Published on Academy of American Poets (https://poets.org)


If a Wilderness

Then spring came:
	           branches-in-a-wind. . .

I bought a harness, I bought a bridle.
I wagered on God in a kind stranger—
kind at first; strange, then less so—
and I was right.
	      The difference between
God and luck is that luck, when it leaves,
does not go far: the idea is to believe
you could almost touch it. . . .

		          Now he's
singing, cadence of a rough sea—A way of
crossing a dark so unspecific, it seems
everywhere: isn't that what singing, once,
was for?
          I lay the harness across my lap,
the bridle beside me for the sweat—the color
and smell of it—that I couldn't, by now,
lift the leather free of, even if I wanted to.

I don't want to.

Credit


Reprinted from Quiver of Arrows: Selected Poems, 1986-2006 © 2007 by Carl Phillips, by permission of Farrar, Straus and Giroux. Learn more about FSG poets at fsgpoetry.com.

Author


Carl Phillips

Born on July 23, 1959, Carl Phillips's collection The Rest of Love won the Theodore Roethke Memorial Foundation Poetry Prize and the Thom Gunn Award for Gay Male Poetry.

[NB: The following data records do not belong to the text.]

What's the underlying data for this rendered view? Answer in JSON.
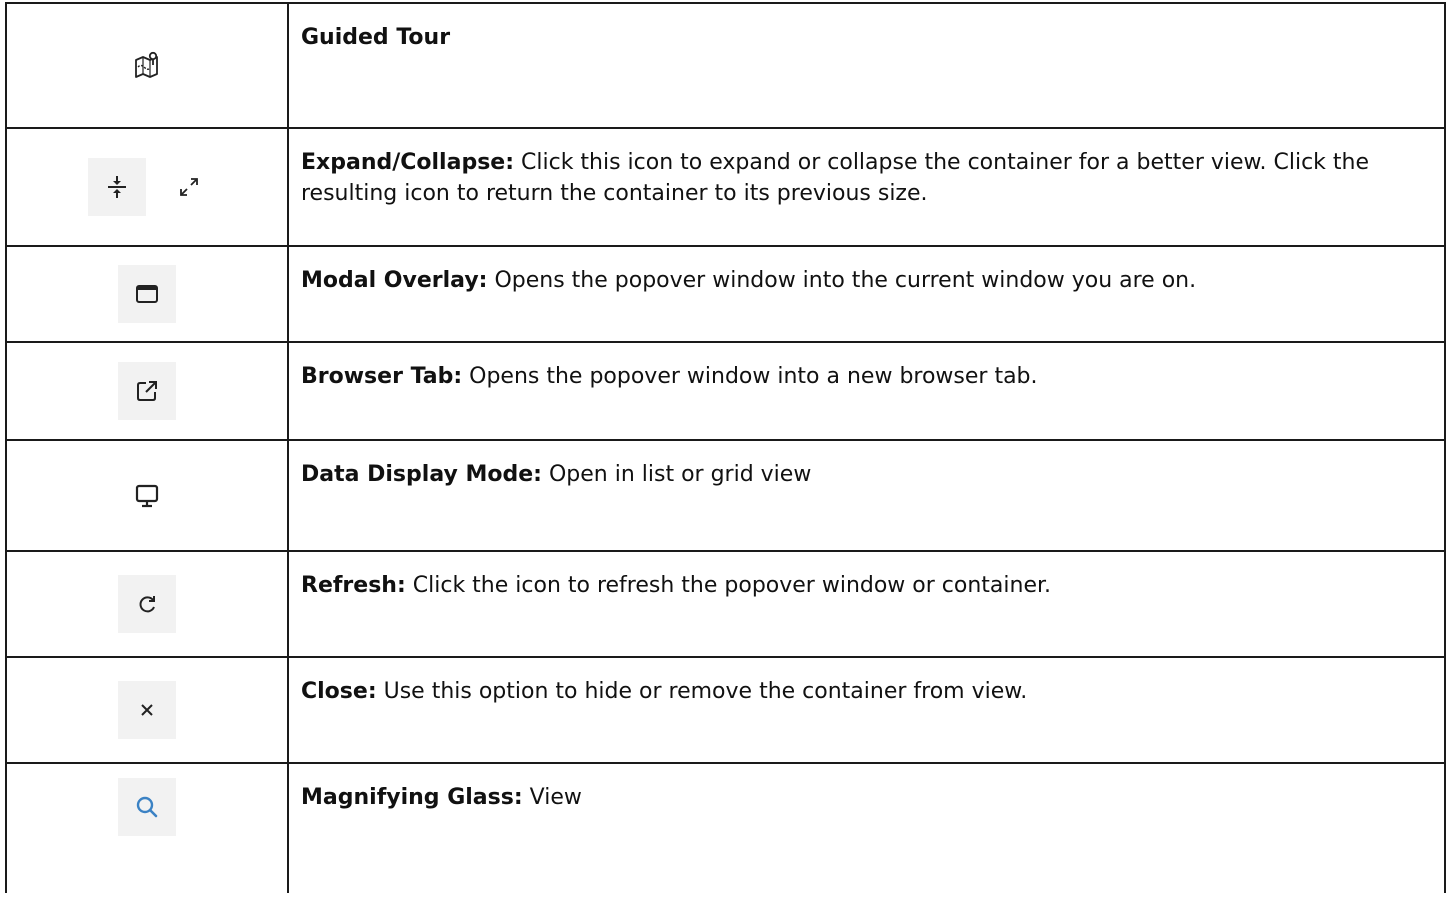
{
  "rows": [
    {
      "icons": [
        "guided-tour-icon"
      ],
      "label": "Guided Tour",
      "text": ""
    },
    {
      "icons": [
        "collapse-arrows-icon",
        "expand-arrows-icon"
      ],
      "label": "Expand/Collapse:",
      "text": " Click this icon to expand or collapse the container for a better view. Click the resulting icon to return the container to its previous size."
    },
    {
      "icons": [
        "window-icon"
      ],
      "label": "Modal Overlay:",
      "text": " Opens the popover window into the current window you are on."
    },
    {
      "icons": [
        "external-link-icon"
      ],
      "label": "Browser Tab:",
      "text": " Opens the popover window into a new browser tab."
    },
    {
      "icons": [
        "monitor-icon"
      ],
      "label": "Data Display Mode:",
      "text": " Open in list or grid view"
    },
    {
      "icons": [
        "refresh-icon"
      ],
      "label": "Refresh:",
      "text": " Click the icon to refresh the popover window or container."
    },
    {
      "icons": [
        "close-icon"
      ],
      "label": "Close:",
      "text": " Use this option to hide or remove the container from view."
    },
    {
      "icons": [
        "search-icon"
      ],
      "label": "Magnifying Glass:",
      "text": " View"
    }
  ],
  "colors": {
    "border": "#1a1a1a",
    "icon_bg": "#f2f2f2",
    "icon_dark": "#222222",
    "search_blue": "#3b82c4"
  }
}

Date Published: 2007-01-01

Source URL: https://poets.org/poem/if-wilderness